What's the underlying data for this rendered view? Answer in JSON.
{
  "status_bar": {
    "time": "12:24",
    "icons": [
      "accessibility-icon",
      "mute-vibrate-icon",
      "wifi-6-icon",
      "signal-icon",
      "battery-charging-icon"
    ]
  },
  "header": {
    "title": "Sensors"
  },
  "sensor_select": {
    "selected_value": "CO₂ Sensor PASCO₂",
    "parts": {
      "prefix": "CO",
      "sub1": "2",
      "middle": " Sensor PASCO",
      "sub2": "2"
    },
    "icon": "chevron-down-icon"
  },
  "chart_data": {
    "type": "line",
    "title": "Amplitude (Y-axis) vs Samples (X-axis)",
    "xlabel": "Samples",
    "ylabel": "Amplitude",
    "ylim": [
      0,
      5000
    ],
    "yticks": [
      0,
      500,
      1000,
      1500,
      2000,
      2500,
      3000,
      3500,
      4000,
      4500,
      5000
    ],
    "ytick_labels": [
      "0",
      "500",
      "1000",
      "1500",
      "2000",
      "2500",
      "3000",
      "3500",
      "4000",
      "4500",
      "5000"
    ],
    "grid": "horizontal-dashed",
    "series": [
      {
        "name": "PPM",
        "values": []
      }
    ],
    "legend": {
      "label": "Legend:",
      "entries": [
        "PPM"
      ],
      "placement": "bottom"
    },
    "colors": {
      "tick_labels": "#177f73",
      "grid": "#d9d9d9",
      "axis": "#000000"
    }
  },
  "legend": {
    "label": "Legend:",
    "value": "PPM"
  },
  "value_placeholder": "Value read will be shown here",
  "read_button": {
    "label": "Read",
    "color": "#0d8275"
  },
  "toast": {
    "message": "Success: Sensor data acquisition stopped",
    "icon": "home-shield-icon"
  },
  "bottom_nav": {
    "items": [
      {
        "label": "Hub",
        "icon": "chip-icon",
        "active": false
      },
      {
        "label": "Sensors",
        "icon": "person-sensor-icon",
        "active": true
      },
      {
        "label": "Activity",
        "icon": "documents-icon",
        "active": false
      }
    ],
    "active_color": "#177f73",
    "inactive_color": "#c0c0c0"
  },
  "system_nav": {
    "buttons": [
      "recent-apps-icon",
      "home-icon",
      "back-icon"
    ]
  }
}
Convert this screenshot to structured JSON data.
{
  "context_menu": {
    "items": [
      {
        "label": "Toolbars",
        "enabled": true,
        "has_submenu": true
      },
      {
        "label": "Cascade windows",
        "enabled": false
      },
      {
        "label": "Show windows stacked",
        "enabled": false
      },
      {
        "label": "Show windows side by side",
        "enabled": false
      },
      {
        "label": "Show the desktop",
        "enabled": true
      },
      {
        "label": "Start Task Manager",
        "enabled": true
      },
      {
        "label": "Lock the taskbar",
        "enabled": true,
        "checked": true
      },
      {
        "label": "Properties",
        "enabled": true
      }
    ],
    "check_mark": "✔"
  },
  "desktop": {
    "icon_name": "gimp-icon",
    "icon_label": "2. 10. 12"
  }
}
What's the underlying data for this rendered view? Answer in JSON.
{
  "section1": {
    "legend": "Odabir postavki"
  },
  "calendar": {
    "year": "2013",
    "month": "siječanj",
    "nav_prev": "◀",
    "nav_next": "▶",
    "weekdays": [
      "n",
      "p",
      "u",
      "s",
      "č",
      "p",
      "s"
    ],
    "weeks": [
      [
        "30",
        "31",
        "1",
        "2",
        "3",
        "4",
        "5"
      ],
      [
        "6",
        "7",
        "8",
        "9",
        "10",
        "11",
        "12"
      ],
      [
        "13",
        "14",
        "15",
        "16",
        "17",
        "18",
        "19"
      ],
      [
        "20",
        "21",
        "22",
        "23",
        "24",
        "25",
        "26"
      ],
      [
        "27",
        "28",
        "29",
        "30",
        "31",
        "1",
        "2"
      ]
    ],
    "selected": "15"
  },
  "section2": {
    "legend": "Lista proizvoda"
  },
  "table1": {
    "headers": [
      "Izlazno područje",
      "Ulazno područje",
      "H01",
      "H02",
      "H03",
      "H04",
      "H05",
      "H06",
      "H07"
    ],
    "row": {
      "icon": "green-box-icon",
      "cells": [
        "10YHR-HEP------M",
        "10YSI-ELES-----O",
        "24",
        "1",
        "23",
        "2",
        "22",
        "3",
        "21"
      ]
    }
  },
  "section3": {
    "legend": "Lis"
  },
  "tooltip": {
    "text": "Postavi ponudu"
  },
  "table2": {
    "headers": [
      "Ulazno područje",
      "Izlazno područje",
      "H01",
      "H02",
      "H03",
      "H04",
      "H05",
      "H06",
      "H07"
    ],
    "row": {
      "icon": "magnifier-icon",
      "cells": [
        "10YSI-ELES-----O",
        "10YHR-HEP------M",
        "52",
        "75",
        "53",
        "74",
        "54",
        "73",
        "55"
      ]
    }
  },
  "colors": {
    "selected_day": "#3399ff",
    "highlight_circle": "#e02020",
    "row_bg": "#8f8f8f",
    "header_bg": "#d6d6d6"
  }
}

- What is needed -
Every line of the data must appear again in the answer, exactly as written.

- Answer below -
What's the underlying data for this rendered view? Answer in JSON.
{
  "status_bar": {
    "time": "12:24",
    "icons": [
      "accessibility-icon",
      "mute-vibrate-icon",
      "wifi-6-icon",
      "signal-icon",
      "battery-charging-icon"
    ]
  },
  "header": {
    "title": "Sensors"
  },
  "sensor_select": {
    "selected_value": "CO₂ Sensor PASCO₂",
    "parts": {
      "prefix": "CO",
      "sub1": "2",
      "middle": " Sensor PASCO",
      "sub2": "2"
    },
    "icon": "chevron-down-icon"
  },
  "chart_data": {
    "type": "line",
    "title": "Amplitude (Y-axis) vs Samples (X-axis)",
    "xlabel": "Samples",
    "ylabel": "Amplitude",
    "ylim": [
      0,
      5000
    ],
    "yticks": [
      0,
      500,
      1000,
      1500,
      2000,
      2500,
      3000,
      3500,
      4000,
      4500,
      5000
    ],
    "ytick_labels": [
      "0",
      "500",
      "1000",
      "1500",
      "2000",
      "2500",
      "3000",
      "3500",
      "4000",
      "4500",
      "5000"
    ],
    "grid": "horizontal-dashed",
    "series": [
      {
        "name": "PPM",
        "values": []
      }
    ],
    "legend": {
      "label": "Legend:",
      "entries": [
        "PPM"
      ],
      "placement": "bottom"
    },
    "colors": {
      "tick_labels": "#177f73",
      "grid": "#d9d9d9",
      "axis": "#000000"
    }
  },
  "legend": {
    "label": "Legend:",
    "value": "PPM"
  },
  "value_placeholder": "Value read will be shown here",
  "read_button": {
    "label": "Read",
    "color": "#0d8275"
  },
  "toast": {
    "message": "Success: Sensor data acquisition stopped",
    "icon": "home-shield-icon"
  },
  "bottom_nav": {
    "items": [
      {
        "label": "Hub",
        "icon": "chip-icon",
        "active": false
      },
      {
        "label": "Sensors",
        "icon": "person-sensor-icon",
        "active": true
      },
      {
        "label": "Activity",
        "icon": "documents-icon",
        "active": false
      }
    ],
    "active_color": "#177f73",
    "inactive_color": "#c0c0c0"
  },
  "system_nav": {
    "buttons": [
      "recent-apps-icon",
      "home-icon",
      "back-icon"
    ]
  }
}
Convert this screenshot to structured JSON data.
{
  "context_menu": {
    "items": [
      {
        "label": "Toolbars",
        "enabled": true,
        "has_submenu": true
      },
      {
        "label": "Cascade windows",
        "enabled": false
      },
      {
        "label": "Show windows stacked",
        "enabled": false
      },
      {
        "label": "Show windows side by side",
        "enabled": false
      },
      {
        "label": "Show the desktop",
        "enabled": true
      },
      {
        "label": "Start Task Manager",
        "enabled": true
      },
      {
        "label": "Lock the taskbar",
        "enabled": true,
        "checked": true
      },
      {
        "label": "Properties",
        "enabled": true
      }
    ],
    "check_mark": "✔"
  },
  "desktop": {
    "icon_name": "gimp-icon",
    "icon_label": "2. 10. 12"
  }
}
What's the underlying data for this rendered view? Answer in JSON.
{
  "section1": {
    "legend": "Odabir postavki"
  },
  "calendar": {
    "year": "2013",
    "month": "siječanj",
    "nav_prev": "◀",
    "nav_next": "▶",
    "weekdays": [
      "n",
      "p",
      "u",
      "s",
      "č",
      "p",
      "s"
    ],
    "weeks": [
      [
        "30",
        "31",
        "1",
        "2",
        "3",
        "4",
        "5"
      ],
      [
        "6",
        "7",
        "8",
        "9",
        "10",
        "11",
        "12"
      ],
      [
        "13",
        "14",
        "15",
        "16",
        "17",
        "18",
        "19"
      ],
      [
        "20",
        "21",
        "22",
        "23",
        "24",
        "25",
        "26"
      ],
      [
        "27",
        "28",
        "29",
        "30",
        "31",
        "1",
        "2"
      ]
    ],
    "selected": "15"
  },
  "section2": {
    "legend": "Lista proizvoda"
  },
  "table1": {
    "headers": [
      "Izlazno područje",
      "Ulazno područje",
      "H01",
      "H02",
      "H03",
      "H04",
      "H05",
      "H06",
      "H07"
    ],
    "row": {
      "icon": "green-box-icon",
      "cells": [
        "10YHR-HEP------M",
        "10YSI-ELES-----O",
        "24",
        "1",
        "23",
        "2",
        "22",
        "3",
        "21"
      ]
    }
  },
  "section3": {
    "legend": "Lis"
  },
  "tooltip": {
    "text": "Postavi ponudu"
  },
  "table2": {
    "headers": [
      "Ulazno područje",
      "Izlazno područje",
      "H01",
      "H02",
      "H03",
      "H04",
      "H05",
      "H06",
      "H07"
    ],
    "row": {
      "icon": "magnifier-icon",
      "cells": [
        "10YSI-ELES-----O",
        "10YHR-HEP------M",
        "52",
        "75",
        "53",
        "74",
        "54",
        "73",
        "55"
      ]
    }
  },
  "colors": {
    "selected_day": "#3399ff",
    "highlight_circle": "#e02020",
    "row_bg": "#8f8f8f",
    "header_bg": "#d6d6d6"
  }
}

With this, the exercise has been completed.